UK rising stars Venom Prison have unveiled their most stylistically adventurous song yet Pain of Oizys, the second single from their upcoming third album Erebos.
Do without the visceral brutality of death metal that has been the band’s bread and butter to this day, Pain of Oizys incorporates a sense of ambiance and emotional gravity thousands of miles from the post-hardcore atmosphere. Indicative of the huge stylistic changes the band promised for album # 3 (with the 2020s Primitive being a re-recording of the band’s first demo and EP, but with two additional tracks that hinted at their sonic development).
Fans of the sheer, mighty power of Venom Prison don’t have to worry too much, however; the track still claims a white-hot fury in its moments of rupture, transposing minimalism and piano keys against triumphant and shattering passages that suggest a slide into melodic death metal territory.
Hammer caught up with singer Larissa Stupar to delve into the meaning of the song and what it represents for the future of the UK’s most exciting (formerly?) death metal band.
“Pain of Oizys is about accepting both my depression and my PTSD, learning to live with who I am instead of letting it drag me to the darkest places, ”says singer Larissa Stupar. “It’s about respecting what I want to live with, instead of not wanting to live at all. It is about catharsis; about feeling empowered about who you are instead of trying to find yourself as someone different. If you can stay strong you can survive anything.
Watch the video below
Even with melody notes on Slayer of Holofernes, this new song is a huge stylistic change for Venom Prison. What does this mean to you and the direction you are taking?
“For us it’s a chance to be reborn in many ways. The fact that we were able to produce the album in a way that you could hear everything so clearly was a huge step forward for us. C ‘is a way of saying’ we are capable of these things’ and we are proud that people can see it now, much of which arose out of the chaos of the state of the world. “
What inspired the change?
“We never wanted every record to sound the same. It’s important for us to show our progress as a group and we thought that was the best way to show it, especially because we can be creative in so many different ways. Ben [Thomas, guitar] went to music school and can play a variety of instruments so we wanted to show a bit of what he could do more than we had in the past. We don’t want to be boxed like a simple death metal band. “
Are there any reservations about having a song so stylistically different in terms of fan reaction?
“Nothing! We are proud that he came out the way he did, showing that there is a different side to us beyond just being heavy and brutal, which is full of emotion and beauty.
Musically, it conjures up that image of an ocean, or a huge body of water where you float just above the surface – is that the effect you were looking for?
“It’s funny you say that!” When Ben and Ash [Gray, guitars] were listening to what they had written, they posted videos of ships going through huge storms. That’s what they thought about the vibe of the song and when I recorded my voice I did the same. You can kind of hear it in the song – especially with the line ‘I find peace in the roughest sea ‘. Pain of Oizys means so much to all of us – it’s personal to me, to Ben, to Ash and it’s been so amazing writing it together. ”

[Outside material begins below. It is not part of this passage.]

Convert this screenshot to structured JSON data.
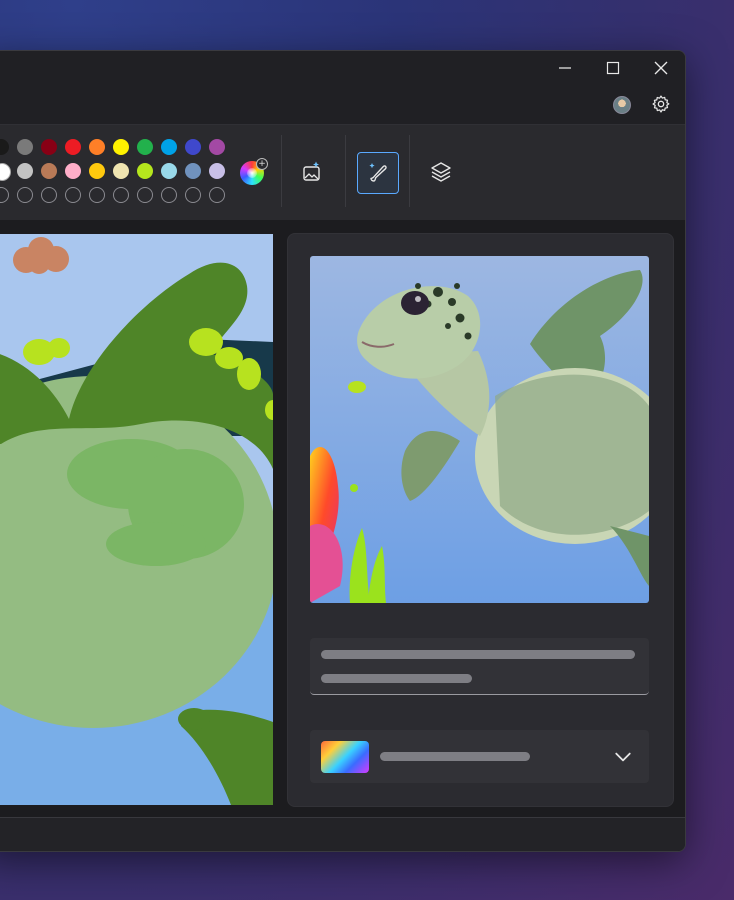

Has there been any difficulty concentrating on clear voices after screaming almost exclusively for so many years?
“Well, I don’t really consider myself to be someone who is a strong singer, especially when it comes to clear vocals. I was in backing vocals as a kid, but beyond that I didn’t do a lot of clear vocals. It was out of my comfort zone – far enough away, to be honest! But for me, being able to relate those lyrics to the way I sang and felt was really important and at one point I felt I needed to break down and cry so the guys stopped recording and came over to give me a hug. The next take we watched again and it was so rewarding to slowly familiarize myself with something that i’m not comfortable with. “
What does the title refer to?
“Oizys is a figure from Greek mythology, the goddess of pain, sorrow and misery. The title was very fitting – the whole album is based on Greek mythology and how it reflects today’s society. We’ve always tried to have some kind of story in our records and using religion or mythology tends to be an amazing way of doing it – especially working with something that’s been around for so long and that has meant something to thousands of people. years ago.
What’s the story with the clip?
“The video was again produced by Thomas Coe-Brooker and he wanted to describe the story we just talked about as it fits into the album. He wanted the impact of the sea, so he went out and filmed it with his wife. From our side we wanted to show that sometimes desperation can lead to something powerful and this is what you can see in the video: your inner demons are leading you somewhere, but instead of finding misery you find there empowerment.
Erebos is due on February 4th via Century Media